What the task requires ▸ Retype all entries exactly, skipping pictures.

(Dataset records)

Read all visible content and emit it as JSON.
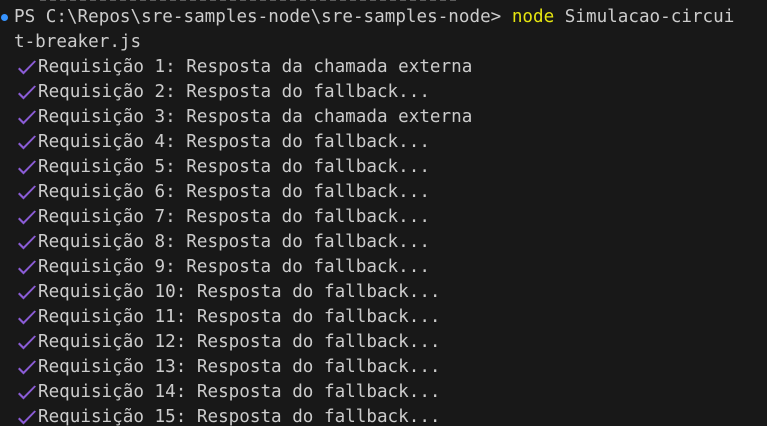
{
  "terminal": {
    "prompt": "PS C:\\Repos\\sre-samples-node\\sre-samples-node> ",
    "command": "node",
    "args_first": " Simulacao-circui",
    "args_wrap": "t-breaker.js",
    "check_icon": "check-icon",
    "check_color": "#8b5cd6",
    "lines": [
      "Requisição 1: Resposta da chamada externa",
      "Requisição 2: Resposta do fallback...",
      "Requisição 3: Resposta da chamada externa",
      "Requisição 4: Resposta do fallback...",
      "Requisição 5: Resposta do fallback...",
      "Requisição 6: Resposta do fallback...",
      "Requisição 7: Resposta do fallback...",
      "Requisição 8: Resposta do fallback...",
      "Requisição 9: Resposta do fallback...",
      "Requisição 10: Resposta do fallback...",
      "Requisição 11: Resposta do fallback...",
      "Requisição 12: Resposta do fallback...",
      "Requisição 13: Resposta do fallback...",
      "Requisição 14: Resposta do fallback...",
      "Requisição 15: Resposta do fallback..."
    ]
  }
}
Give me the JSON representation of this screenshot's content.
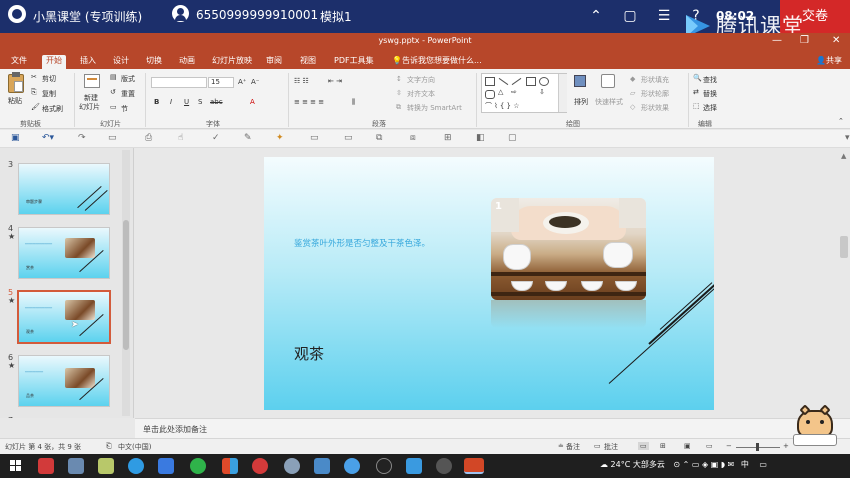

Result for this exercise ▸
Read all visible content and emit it as JSON.
{
  "terminal": {
    "prompt": "PS C:\\Repos\\sre-samples-node\\sre-samples-node> ",
    "command": "node",
    "args_first": " Simulacao-circui",
    "args_wrap": "t-breaker.js",
    "check_icon": "check-icon",
    "check_color": "#8b5cd6",
    "lines": [
      "Requisição 1: Resposta da chamada externa",
      "Requisição 2: Resposta do fallback...",
      "Requisição 3: Resposta da chamada externa",
      "Requisição 4: Resposta do fallback...",
      "Requisição 5: Resposta do fallback...",
      "Requisição 6: Resposta do fallback...",
      "Requisição 7: Resposta do fallback...",
      "Requisição 8: Resposta do fallback...",
      "Requisição 9: Resposta do fallback...",
      "Requisição 10: Resposta do fallback...",
      "Requisição 11: Resposta do fallback...",
      "Requisição 12: Resposta do fallback...",
      "Requisição 13: Resposta do fallback...",
      "Requisição 14: Resposta do fallback...",
      "Requisição 15: Resposta do fallback..."
    ]
  }
}
Give me the JSON representation of this screenshot's content.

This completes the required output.